*Records shown*.
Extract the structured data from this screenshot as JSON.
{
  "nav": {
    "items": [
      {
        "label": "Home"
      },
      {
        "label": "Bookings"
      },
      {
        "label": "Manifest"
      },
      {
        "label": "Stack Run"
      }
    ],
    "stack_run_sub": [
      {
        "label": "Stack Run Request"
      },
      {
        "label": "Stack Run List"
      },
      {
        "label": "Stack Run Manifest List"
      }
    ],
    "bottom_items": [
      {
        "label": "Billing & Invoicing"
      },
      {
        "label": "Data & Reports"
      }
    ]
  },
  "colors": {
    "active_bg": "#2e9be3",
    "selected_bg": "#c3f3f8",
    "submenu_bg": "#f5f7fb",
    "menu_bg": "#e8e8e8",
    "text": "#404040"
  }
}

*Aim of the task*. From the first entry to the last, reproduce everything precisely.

*Written answer*.
Extract the structured data from this screenshot as JSON.
{
  "nav": {
    "items": [
      {
        "label": "Home"
      },
      {
        "label": "Bookings"
      },
      {
        "label": "Manifest"
      },
      {
        "label": "Stack Run"
      }
    ],
    "stack_run_sub": [
      {
        "label": "Stack Run Request"
      },
      {
        "label": "Stack Run List"
      },
      {
        "label": "Stack Run Manifest List"
      }
    ],
    "bottom_items": [
      {
        "label": "Billing & Invoicing"
      },
      {
        "label": "Data & Reports"
      }
    ]
  },
  "colors": {
    "active_bg": "#2e9be3",
    "selected_bg": "#c3f3f8",
    "submenu_bg": "#f5f7fb",
    "menu_bg": "#e8e8e8",
    "text": "#404040"
  }
}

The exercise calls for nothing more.